The first of the seven Baby B’s focuses on the beginning of your baby’s life and of your parenting journey. The ways in which a mother (and, of course, father) and baby interact during the first few days and weeks of its life shape the foundation of their relationship. The better mother and child are able to bond after birth, the stronger their initial attachment will be.
However, this important bonding time should not be seen as a window of opportunity that can be missed for good, should circumstances not be favorable. There are so many situations in which the bonding process cannot begin directly after birth, such as medical complications for mother and/or baby, or even adoption, etc. Dr. Sears is very clear in saying that the bonding process can start at any time in a baby’s life, which he then calls “catch-up bonding”. The time immediately after birth is not an all-or-nothing bonding chance, but more of a time in which the parent-infant relationship can get a “headstart”.

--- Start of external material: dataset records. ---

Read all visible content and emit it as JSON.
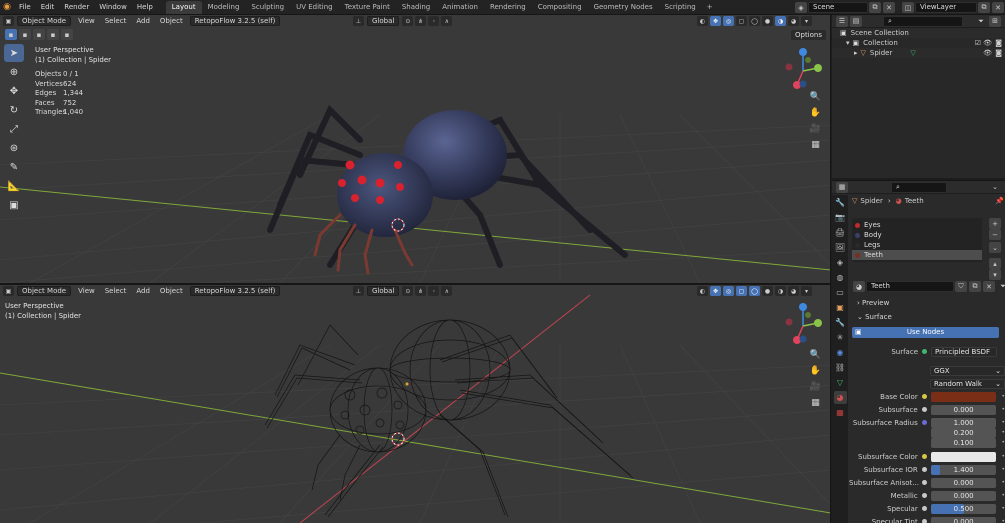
{
  "topbar": {
    "menu": [
      "File",
      "Edit",
      "Render",
      "Window",
      "Help"
    ],
    "workspaces": [
      "Layout",
      "Modeling",
      "Sculpting",
      "UV Editing",
      "Texture Paint",
      "Shading",
      "Animation",
      "Rendering",
      "Compositing",
      "Geometry Nodes",
      "Scripting"
    ],
    "active_workspace": "Layout",
    "scene": "Scene",
    "view_layer": "ViewLayer"
  },
  "viewport_top": {
    "mode": "Object Mode",
    "menus": [
      "View",
      "Select",
      "Add",
      "Object"
    ],
    "addon": "RetopoFlow 3.2.5 (self)",
    "orientation": "Global",
    "options_label": "Options",
    "perspective": "User Perspective",
    "collection_info": "(1) Collection | Spider",
    "stats": [
      {
        "label": "Objects",
        "value": "0 / 1"
      },
      {
        "label": "Vertices",
        "value": "624"
      },
      {
        "label": "Edges",
        "value": "1,344"
      },
      {
        "label": "Faces",
        "value": "752"
      },
      {
        "label": "Triangles",
        "value": "1,040"
      }
    ]
  },
  "viewport_bottom": {
    "mode": "Object Mode",
    "menus": [
      "View",
      "Select",
      "Add",
      "Object"
    ],
    "addon": "RetopoFlow 3.2.5 (self)",
    "orientation": "Global",
    "perspective": "User Perspective",
    "collection_info": "(1) Collection | Spider"
  },
  "outliner": {
    "scene_collection": "Scene Collection",
    "collection": "Collection",
    "object": "Spider"
  },
  "properties": {
    "breadcrumb_object": "Spider",
    "breadcrumb_material": "Teeth",
    "slots": [
      {
        "name": "Eyes",
        "color": "#c02a2a"
      },
      {
        "name": "Body",
        "color": "#3a3f6a"
      },
      {
        "name": "Legs",
        "color": "#2a2a2a"
      },
      {
        "name": "Teeth",
        "color": "#7a2e22"
      }
    ],
    "selected_slot": "Teeth",
    "material_name": "Teeth",
    "preview_label": "Preview",
    "surface_panel": "Surface",
    "use_nodes_label": "Use Nodes",
    "surface_label": "Surface",
    "surface_shader": "Principled BSDF",
    "distribution": "GGX",
    "subsurface_method": "Random Walk",
    "rows": [
      {
        "label": "Base Color",
        "value": "",
        "color": "#7b2e16",
        "dot": "yellow"
      },
      {
        "label": "Subsurface",
        "value": "0.000",
        "dot": "grey"
      },
      {
        "label": "Subsurface Radius",
        "value": "1.000",
        "dot": "purple"
      },
      {
        "label": "",
        "value": "0.200",
        "dot": "none"
      },
      {
        "label": "",
        "value": "0.100",
        "dot": "none"
      },
      {
        "label": "Subsurface Color",
        "value": "",
        "color": "#e8e8e8",
        "dot": "yellow"
      },
      {
        "label": "Subsurface IOR",
        "value": "1.400",
        "dot": "grey",
        "fill": 0.14
      },
      {
        "label": "Subsurface Anisot...",
        "value": "0.000",
        "dot": "grey"
      },
      {
        "label": "Metallic",
        "value": "0.000",
        "dot": "grey"
      },
      {
        "label": "Specular",
        "value": "0.500",
        "dot": "grey",
        "fill": 0.5
      },
      {
        "label": "Specular Tint",
        "value": "0.000",
        "dot": "grey"
      }
    ]
  },
  "colors": {
    "accent": "#4672b4",
    "viewport_bg": "#393939",
    "x_axis": "#e0435b",
    "y_axis": "#8bc34a",
    "z_axis": "#3f8ae0"
  }
}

As a birth doula, I am painfully aware of the many medical interventions- some necessary, most not- that can have a negative influence on the mother and baby after birth. Some mothers feel so detached from their babies after a traumatic birth experience that the bonding process is very slow starting.
Thankfully, it is never too late to get the bond stronger. Mothers can take a number of steps that will help them feel more connected to their baby and will make the mutual love grow stronger. The most simple and essential method is bodily contact, preferably skin to skin. A wonderful way to get mother and baby to bond is to have them spend an entire day together, just by themselves, snuggled up skin to skin (this is also wonderful for the breastfeeding relationship) The scent and physical touch work wonders! Mother and baby should spend as much time together as possible- after all, they are just getting to know each other. Babywearing (which I will be writing about in a few days) makes spending extra time together especially easy. And if all else fails, the mother can revert back to her primal instincts and try licking her baby.
I had an unpleasant birth experience with my first child. I can honestly say that I felt detached from her for the first few weeks, especially due to the extreme pain I experienced while breastfeeding her and from a tear that was overlooked and not treated. None of this was her fault, of course- I had no idea what I was doing, neither when I was giving birth nor when I was handling my baby. Looking back on things three years later, I wish I had known what I know now because I still feel guilty about the lack of a bond between us in the first few weeks. Some days, it seems as though I am still trying to catch up. R and I do not have a consistent connection and I frequently struggle to keep our attachment strong…
Even though my son was born via c-section, our bond was immediate. I knew what to do, I knew what babies were like, and things just fell into place for us, even though I was recovering from major surgery while also trying to care for my almost 20 month old. I feel very attached to my son and I have so far never feared that our connection may not be strong enough. Here’s hoping I can keep it that way!
Tomorrow: Breastfeeding! If you have a post about Birth Bonding, please link up!